A small, private reception hosted by Virginia Gov. Timothy M. Kaine and first lady Anne Holton was among myriad activities for Queen Elizabeth II’s visit to Virginia in May. The event would be a historic moment and offered “a lifetime opportunity to make it special,” said its organizer. That meant everything had to be perfect, especially the invitations for guests, which would include former governors and a few leaders of the Virginia General Assembly. Amy Bridge, director of the Executive Mansion, recalled hearing about a gifted calligrapher who could create customized invitations. Enter Ginny Rogan, who, in the past 15 years, has penned thousands of elegant invitations, certificates, resolutions and customized illustrations.
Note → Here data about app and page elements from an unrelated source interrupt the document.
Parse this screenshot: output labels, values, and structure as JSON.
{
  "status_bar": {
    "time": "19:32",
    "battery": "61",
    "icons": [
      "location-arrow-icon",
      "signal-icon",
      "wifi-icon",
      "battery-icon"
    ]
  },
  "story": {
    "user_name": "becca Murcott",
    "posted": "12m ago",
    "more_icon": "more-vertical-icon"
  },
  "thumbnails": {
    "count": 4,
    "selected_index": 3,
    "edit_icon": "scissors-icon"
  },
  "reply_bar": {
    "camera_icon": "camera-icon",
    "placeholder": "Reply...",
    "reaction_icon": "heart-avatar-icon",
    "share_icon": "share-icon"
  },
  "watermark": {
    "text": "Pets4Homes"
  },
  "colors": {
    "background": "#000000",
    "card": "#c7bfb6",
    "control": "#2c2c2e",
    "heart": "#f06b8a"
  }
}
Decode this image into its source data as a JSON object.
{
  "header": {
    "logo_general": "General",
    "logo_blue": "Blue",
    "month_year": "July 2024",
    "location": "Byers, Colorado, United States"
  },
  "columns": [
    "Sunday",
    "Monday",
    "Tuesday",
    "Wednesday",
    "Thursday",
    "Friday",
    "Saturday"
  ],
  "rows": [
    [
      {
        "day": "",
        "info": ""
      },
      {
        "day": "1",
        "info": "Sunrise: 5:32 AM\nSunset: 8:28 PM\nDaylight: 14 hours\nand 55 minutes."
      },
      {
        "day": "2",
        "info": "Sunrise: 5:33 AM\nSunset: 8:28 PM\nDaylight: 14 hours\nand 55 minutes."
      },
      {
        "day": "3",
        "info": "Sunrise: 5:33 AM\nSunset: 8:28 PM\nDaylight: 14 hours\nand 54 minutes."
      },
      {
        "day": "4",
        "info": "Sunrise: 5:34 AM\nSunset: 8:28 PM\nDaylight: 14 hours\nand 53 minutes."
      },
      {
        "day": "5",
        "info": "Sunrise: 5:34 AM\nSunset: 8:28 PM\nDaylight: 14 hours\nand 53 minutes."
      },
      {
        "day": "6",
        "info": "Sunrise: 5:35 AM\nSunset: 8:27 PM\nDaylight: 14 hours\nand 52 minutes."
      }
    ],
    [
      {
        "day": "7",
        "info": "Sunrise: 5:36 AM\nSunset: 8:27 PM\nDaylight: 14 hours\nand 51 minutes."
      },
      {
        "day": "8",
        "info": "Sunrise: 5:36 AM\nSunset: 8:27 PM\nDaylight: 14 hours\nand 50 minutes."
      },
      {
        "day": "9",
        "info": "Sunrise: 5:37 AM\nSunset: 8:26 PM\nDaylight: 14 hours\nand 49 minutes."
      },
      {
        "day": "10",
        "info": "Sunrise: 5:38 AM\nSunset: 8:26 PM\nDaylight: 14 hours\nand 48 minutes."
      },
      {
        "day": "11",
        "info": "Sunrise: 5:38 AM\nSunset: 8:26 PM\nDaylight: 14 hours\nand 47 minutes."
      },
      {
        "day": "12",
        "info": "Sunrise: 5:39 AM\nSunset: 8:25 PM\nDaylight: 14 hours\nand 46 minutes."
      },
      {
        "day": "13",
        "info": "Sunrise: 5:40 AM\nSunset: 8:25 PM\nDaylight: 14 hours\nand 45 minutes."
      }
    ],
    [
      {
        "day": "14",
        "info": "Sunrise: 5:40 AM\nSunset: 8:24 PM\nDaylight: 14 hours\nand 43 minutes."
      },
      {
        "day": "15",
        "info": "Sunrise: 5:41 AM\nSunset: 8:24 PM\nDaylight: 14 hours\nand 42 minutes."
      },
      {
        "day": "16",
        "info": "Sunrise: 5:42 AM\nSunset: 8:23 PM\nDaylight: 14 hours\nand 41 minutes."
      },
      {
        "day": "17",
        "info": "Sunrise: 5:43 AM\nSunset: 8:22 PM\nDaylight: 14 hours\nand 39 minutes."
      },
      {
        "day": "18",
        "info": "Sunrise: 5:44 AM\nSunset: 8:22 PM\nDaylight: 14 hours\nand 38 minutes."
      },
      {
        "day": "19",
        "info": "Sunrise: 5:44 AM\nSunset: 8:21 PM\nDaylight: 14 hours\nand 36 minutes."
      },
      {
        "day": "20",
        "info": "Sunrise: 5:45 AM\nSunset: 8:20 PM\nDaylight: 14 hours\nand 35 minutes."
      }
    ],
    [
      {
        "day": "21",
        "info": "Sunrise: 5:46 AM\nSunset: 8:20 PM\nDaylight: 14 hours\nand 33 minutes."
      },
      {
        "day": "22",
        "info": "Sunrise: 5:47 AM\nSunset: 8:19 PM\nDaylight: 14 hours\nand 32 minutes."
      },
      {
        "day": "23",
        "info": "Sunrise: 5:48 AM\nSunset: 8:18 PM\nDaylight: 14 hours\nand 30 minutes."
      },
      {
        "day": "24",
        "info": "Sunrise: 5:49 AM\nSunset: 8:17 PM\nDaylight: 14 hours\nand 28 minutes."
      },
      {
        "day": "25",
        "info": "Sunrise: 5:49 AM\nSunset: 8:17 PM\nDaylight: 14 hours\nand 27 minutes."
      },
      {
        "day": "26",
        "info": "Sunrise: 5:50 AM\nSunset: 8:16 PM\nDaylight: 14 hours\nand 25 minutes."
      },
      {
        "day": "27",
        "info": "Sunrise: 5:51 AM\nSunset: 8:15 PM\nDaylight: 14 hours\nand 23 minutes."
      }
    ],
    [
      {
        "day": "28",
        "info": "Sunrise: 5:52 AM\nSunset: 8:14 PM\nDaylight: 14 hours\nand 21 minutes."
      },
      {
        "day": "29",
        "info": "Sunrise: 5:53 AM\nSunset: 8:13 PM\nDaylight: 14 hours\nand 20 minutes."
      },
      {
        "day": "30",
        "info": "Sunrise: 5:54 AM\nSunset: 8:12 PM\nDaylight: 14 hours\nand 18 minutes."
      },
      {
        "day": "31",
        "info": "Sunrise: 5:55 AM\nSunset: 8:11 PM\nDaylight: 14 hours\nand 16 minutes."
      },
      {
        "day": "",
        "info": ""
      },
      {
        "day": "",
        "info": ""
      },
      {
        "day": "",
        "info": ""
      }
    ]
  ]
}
Once Bridge hired Rogan, she not only kept the project a secret, but delivered just what Bridge desired. Read More

The Gracious Posse

Have you ever been fortunate to receive an elegant envelope like this in your mailbox? If so, you no doubt opened it with great anticipation, wondering which soiré was requesting the pleasure of your company. In this case it was a wedding with nuptials to be exchanged at Westover Plantation between bJm’s son and his lovely fiancé, cCl. As bJm began plan the wedding events with cCl and her family, she asked me to recommend a calligrapher. Without hesitation I said, Ginny Rogan. Don’t look any further. For years I had worked with Ginny at the stationery store I once co-owned, admiring her skill, style and professionalism. Our shop was thrilled to design and produce the highly customized invitation for one of RVA’s premier fundraisers, the Children’s Hospital Ball, when Alison co-chaired it in 2008. Read More

Calligraphy: the write stuff

In this world of e-communications, is there yet a need for calligraphy or has it become a quaint anachronism? To respond to those totally unfamiliar with this ancient art form, whose name is derived from the Greek for “beautiful writing,” local calligrapher Ginny Rogan explains why it still matters, socially and professionally. “Calligraphy is about ‘drawing letters,’ not writing them. It is more than just informing its reader. When you want to create a feeling or sentiment for a special event, milestone or gift, nothing can match the emotion conveyed via the human hand.” A calligrapher’s skill is not limited to wedding or party-related pieces such as invitations, menus or programs. Corporate clients will request the creation of resolutions and certificates. Working on special projects may require confidentiality, as was the case when Rogan was hired by the governor’s Executive Mansion to design the invitation used for the 2007 visit by Queen Elizabeth II. Read More

To the letter

Calligraphy, the art form of “word painting” which can be traced back to prehistoric cave drawings, reached its pinnacle during the Middle Ages. In transcribing the word of God into decorative books used by high-ranking church members and royalty, the frugal monks developed a narrow style of writing, allowing more words to a single line and thus making the best use of very expensive paper. Calligraphy barely survived the invention of the printing press and took another blow when the flat edged pen was replaced by the rounded tip steel and fountain pens. But the art of producing letters that capture the spirit of the text they represent survived even the ultimate de-personalizer of all things; the computer. It also now flourishes in the Powhatan studios of Ginny Rogan. Rogan’s self-taught career as a calligrapher began in 1987 with the passing of her grandmother. Asked to provide the eulogy, Rogan wrote the tribute in the stylized long hand of the calligrapher. Read More